New York: East Asia Program/ Cornell University, 1997. Introduced, translated and annotated by Ann Webmeyer, preface by Naoki Sakai. First Edition (presumed). Paperback. USED - Very Good. Light edgewear. Some scuffing to edges. Clean, unmarked, tight. References. Indexes. 14 x 21.5 cm. 265 pp. Item #14927
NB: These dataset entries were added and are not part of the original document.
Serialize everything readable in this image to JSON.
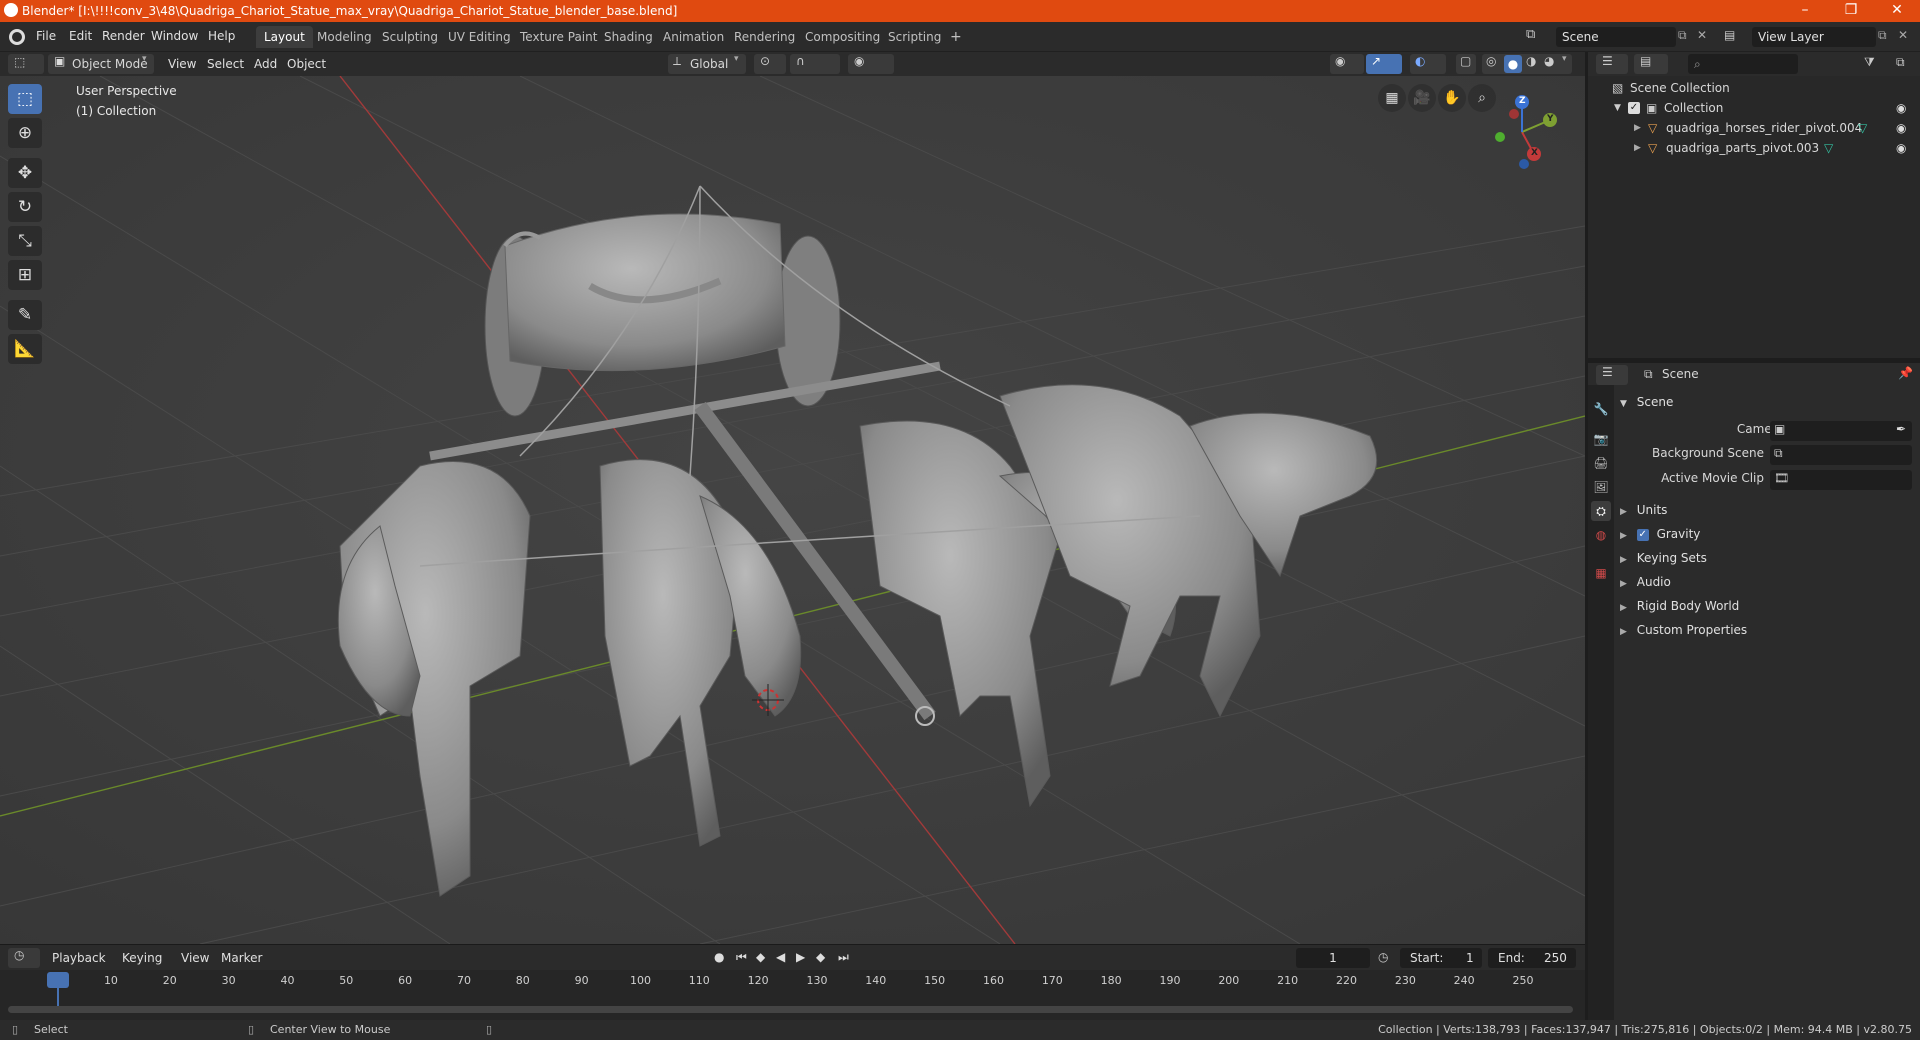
{
  "window": {
    "title": "Blender* [I:\\!!!!conv_3\\48\\Quadriga_Chariot_Statue_max_vray\\Quadriga_Chariot_Statue_blender_base.blend]",
    "minimize": "–",
    "maximize": "❐",
    "close": "✕"
  },
  "menu": {
    "items": [
      "File",
      "Edit",
      "Render",
      "Window",
      "Help"
    ]
  },
  "workspaces": {
    "tabs": [
      "Layout",
      "Modeling",
      "Sculpting",
      "UV Editing",
      "Texture Paint",
      "Shading",
      "Animation",
      "Rendering",
      "Compositing",
      "Scripting"
    ],
    "active": "Layout",
    "add": "+"
  },
  "scene_selector": {
    "value": "Scene"
  },
  "view_layer_selector": {
    "value": "View Layer"
  },
  "viewport_header": {
    "mode": "Object Mode",
    "menus": [
      "View",
      "Select",
      "Add",
      "Object"
    ],
    "orientation": "Global"
  },
  "viewport": {
    "perspective_label": "User Perspective",
    "collection_label": "(1) Collection",
    "gizmo": {
      "x": "X",
      "y": "Y",
      "z": "Z"
    }
  },
  "outliner": {
    "search_placeholder": "",
    "root": "Scene Collection",
    "collection": "Collection",
    "objects": [
      "quadriga_horses_rider_pivot.004",
      "quadriga_parts_pivot.003"
    ]
  },
  "properties": {
    "header_title": "Scene",
    "section": "Scene",
    "camera_label": "Camera",
    "background_scene_label": "Background Scene",
    "active_movie_clip_label": "Active Movie Clip",
    "panels": [
      "Units",
      "Gravity",
      "Keying Sets",
      "Audio",
      "Rigid Body World",
      "Custom Properties"
    ],
    "gravity_checked": true
  },
  "timeline": {
    "menus": [
      "Playback",
      "Keying",
      "View",
      "Marker"
    ],
    "current_frame": "1",
    "start_label": "Start:",
    "start_value": "1",
    "end_label": "End:",
    "end_value": "250",
    "ticks": [
      "1",
      "10",
      "20",
      "30",
      "40",
      "50",
      "60",
      "70",
      "80",
      "90",
      "100",
      "110",
      "120",
      "130",
      "140",
      "150",
      "160",
      "170",
      "180",
      "190",
      "200",
      "210",
      "220",
      "230",
      "240",
      "250"
    ]
  },
  "statusbar": {
    "left_action": "Select",
    "middle_action": "Center View to Mouse",
    "stats": "Collection | Verts:138,793 | Faces:137,947 | Tris:275,816 | Objects:0/2 | Mem: 94.4 MB | v2.80.75"
  },
  "colors": {
    "titlebar": "#e04a10",
    "accent": "#4772b3",
    "axis_x": "#c33a3a",
    "axis_y": "#7ea032",
    "axis_z": "#3b73d6"
  }
}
Motoori Norinaga (1730-1801) believed that the intersection of time, language, meaning, and culture in the Kojiki had the power ro reveal the voice of archaic Japan. Japan's self-image was changed forever when Motoori's great commentary explicated its myth and song, thereby resurrecting an oral tradition which had been eclipsed by Chinese writing. Book 1 of the commentary outlines the nativist ideology and philological principles underlying the whole endeavor, and is key to understanding Motoori's contribution to literary theory, political thought, and linguistic investigation. The preface by Naoki Sakai grounds the significance of the work in the context of eighteenth century discouse, and Ann Wehmeyer's biographical introduction focuses on the development of Motoori's interest in the language of the Kojiki.